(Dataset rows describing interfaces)
=-=-=
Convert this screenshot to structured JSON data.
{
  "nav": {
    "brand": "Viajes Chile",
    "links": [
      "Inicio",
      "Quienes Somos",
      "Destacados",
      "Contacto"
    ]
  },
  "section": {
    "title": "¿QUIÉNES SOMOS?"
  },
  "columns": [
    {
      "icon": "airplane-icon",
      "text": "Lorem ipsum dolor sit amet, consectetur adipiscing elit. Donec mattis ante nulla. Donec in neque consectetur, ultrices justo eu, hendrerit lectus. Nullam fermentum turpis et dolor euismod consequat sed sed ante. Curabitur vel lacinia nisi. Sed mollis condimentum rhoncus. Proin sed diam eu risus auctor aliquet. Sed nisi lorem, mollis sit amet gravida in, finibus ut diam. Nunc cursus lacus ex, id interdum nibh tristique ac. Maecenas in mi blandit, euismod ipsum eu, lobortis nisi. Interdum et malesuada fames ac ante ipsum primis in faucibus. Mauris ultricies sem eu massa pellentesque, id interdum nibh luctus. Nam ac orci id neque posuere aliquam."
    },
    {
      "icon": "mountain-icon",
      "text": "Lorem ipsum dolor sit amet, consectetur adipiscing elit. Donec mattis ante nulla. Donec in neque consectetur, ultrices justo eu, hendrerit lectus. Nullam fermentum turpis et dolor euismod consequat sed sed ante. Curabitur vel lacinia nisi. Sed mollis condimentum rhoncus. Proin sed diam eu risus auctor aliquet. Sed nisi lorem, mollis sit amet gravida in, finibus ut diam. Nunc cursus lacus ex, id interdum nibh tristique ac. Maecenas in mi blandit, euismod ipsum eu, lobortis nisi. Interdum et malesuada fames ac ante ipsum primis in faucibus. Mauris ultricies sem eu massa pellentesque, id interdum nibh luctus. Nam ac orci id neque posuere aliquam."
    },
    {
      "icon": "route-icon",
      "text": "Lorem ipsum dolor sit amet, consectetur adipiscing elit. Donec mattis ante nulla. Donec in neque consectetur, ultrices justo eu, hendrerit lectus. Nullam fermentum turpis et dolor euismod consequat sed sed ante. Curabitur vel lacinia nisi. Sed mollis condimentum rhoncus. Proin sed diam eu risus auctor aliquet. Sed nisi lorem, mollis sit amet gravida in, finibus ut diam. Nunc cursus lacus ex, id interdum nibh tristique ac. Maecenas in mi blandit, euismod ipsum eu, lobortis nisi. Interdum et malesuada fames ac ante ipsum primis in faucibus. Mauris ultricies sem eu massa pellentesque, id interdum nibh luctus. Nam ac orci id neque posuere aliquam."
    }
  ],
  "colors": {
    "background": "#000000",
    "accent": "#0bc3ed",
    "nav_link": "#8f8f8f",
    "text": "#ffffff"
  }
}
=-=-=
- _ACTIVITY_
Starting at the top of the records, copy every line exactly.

- _SOLUTION BELOW_
Convert this screenshot to structured JSON data.
{
  "nav": {
    "brand": "Viajes Chile",
    "links": [
      "Inicio",
      "Quienes Somos",
      "Destacados",
      "Contacto"
    ]
  },
  "section": {
    "title": "¿QUIÉNES SOMOS?"
  },
  "columns": [
    {
      "icon": "airplane-icon",
      "text": "Lorem ipsum dolor sit amet, consectetur adipiscing elit. Donec mattis ante nulla. Donec in neque consectetur, ultrices justo eu, hendrerit lectus. Nullam fermentum turpis et dolor euismod consequat sed sed ante. Curabitur vel lacinia nisi. Sed mollis condimentum rhoncus. Proin sed diam eu risus auctor aliquet. Sed nisi lorem, mollis sit amet gravida in, finibus ut diam. Nunc cursus lacus ex, id interdum nibh tristique ac. Maecenas in mi blandit, euismod ipsum eu, lobortis nisi. Interdum et malesuada fames ac ante ipsum primis in faucibus. Mauris ultricies sem eu massa pellentesque, id interdum nibh luctus. Nam ac orci id neque posuere aliquam."
    },
    {
      "icon": "mountain-icon",
      "text": "Lorem ipsum dolor sit amet, consectetur adipiscing elit. Donec mattis ante nulla. Donec in neque consectetur, ultrices justo eu, hendrerit lectus. Nullam fermentum turpis et dolor euismod consequat sed sed ante. Curabitur vel lacinia nisi. Sed mollis condimentum rhoncus. Proin sed diam eu risus auctor aliquet. Sed nisi lorem, mollis sit amet gravida in, finibus ut diam. Nunc cursus lacus ex, id interdum nibh tristique ac. Maecenas in mi blandit, euismod ipsum eu, lobortis nisi. Interdum et malesuada fames ac ante ipsum primis in faucibus. Mauris ultricies sem eu massa pellentesque, id interdum nibh luctus. Nam ac orci id neque posuere aliquam."
    },
    {
      "icon": "route-icon",
      "text": "Lorem ipsum dolor sit amet, consectetur adipiscing elit. Donec mattis ante nulla. Donec in neque consectetur, ultrices justo eu, hendrerit lectus. Nullam fermentum turpis et dolor euismod consequat sed sed ante. Curabitur vel lacinia nisi. Sed mollis condimentum rhoncus. Proin sed diam eu risus auctor aliquet. Sed nisi lorem, mollis sit amet gravida in, finibus ut diam. Nunc cursus lacus ex, id interdum nibh tristique ac. Maecenas in mi blandit, euismod ipsum eu, lobortis nisi. Interdum et malesuada fames ac ante ipsum primis in faucibus. Mauris ultricies sem eu massa pellentesque, id interdum nibh luctus. Nam ac orci id neque posuere aliquam."
    }
  ],
  "colors": {
    "background": "#000000",
    "accent": "#0bc3ed",
    "nav_link": "#8f8f8f",
    "text": "#ffffff"
  }
}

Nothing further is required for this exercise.